*ASSIGNMENT*.
Scan the entries below. Report each line where the string "title" occurs.

[Dataset rows describing interfaces]

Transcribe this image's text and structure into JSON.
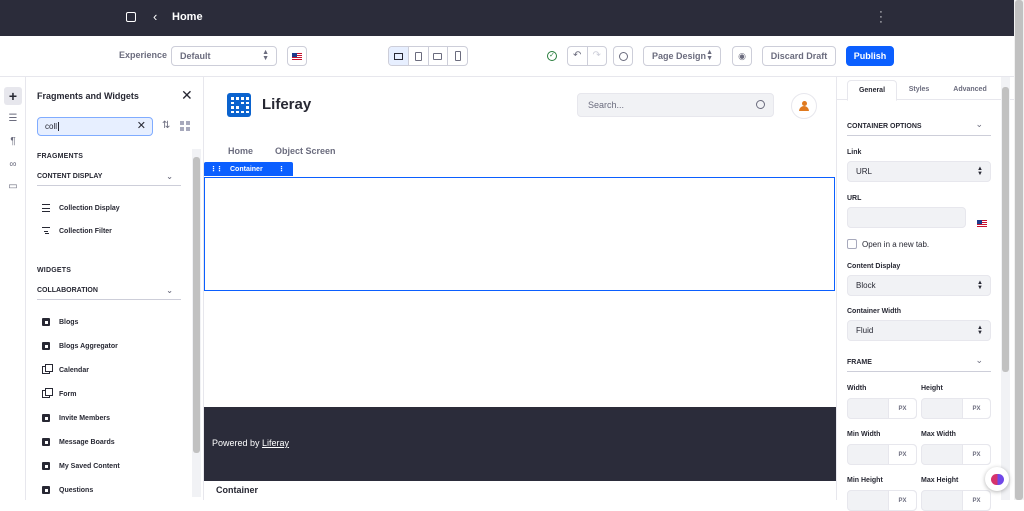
{
  "topbar": {
    "title": "Home",
    "back_icon": "chevron-left-icon",
    "menu_icon": "kebab-icon"
  },
  "toolbar": {
    "experience_label": "Experience",
    "experience_value": "Default",
    "page_design_label": "Page Design",
    "discard_label": "Discard Draft",
    "publish_label": "Publish"
  },
  "panel": {
    "title": "Fragments and Widgets",
    "search_value": "coll",
    "fragments_heading": "FRAGMENTS",
    "content_display_group": "CONTENT DISPLAY",
    "fragment_items": [
      "Collection Display",
      "Collection Filter"
    ],
    "widgets_heading": "WIDGETS",
    "collaboration_group": "COLLABORATION",
    "widget_items": [
      "Blogs",
      "Blogs Aggregator",
      "Calendar",
      "Form",
      "Invite Members",
      "Message Boards",
      "My Saved Content",
      "Questions"
    ]
  },
  "canvas": {
    "brand": "Liferay",
    "search_placeholder": "Search...",
    "nav": [
      "Home",
      "Object Screen"
    ],
    "container_label": "Container",
    "footer_prefix": "Powered by ",
    "footer_link": "Liferay",
    "breadcrumb_bottom": "Container"
  },
  "right": {
    "tabs": [
      "General",
      "Styles",
      "Advanced"
    ],
    "container_options": "CONTAINER OPTIONS",
    "link_label": "Link",
    "link_value": "URL",
    "url_label": "URL",
    "new_tab_label": "Open in a new tab.",
    "content_display_label": "Content Display",
    "content_display_value": "Block",
    "container_width_label": "Container Width",
    "container_width_value": "Fluid",
    "frame_heading": "FRAME",
    "width_label": "Width",
    "height_label": "Height",
    "min_width_label": "Min Width",
    "max_width_label": "Max Width",
    "min_height_label": "Min Height",
    "max_height_label": "Max Height",
    "unit": "PX"
  },
  "colors": {
    "accent": "#0b5fff",
    "topbar": "#2b2c3a",
    "footer": "#2b2c3a",
    "avatar": "#e07a1f",
    "success": "#287d3c"
  }
}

*SOLUTION TO THIS TASK*.
    "title": "Home",
    "title": "Fragments and Widgets",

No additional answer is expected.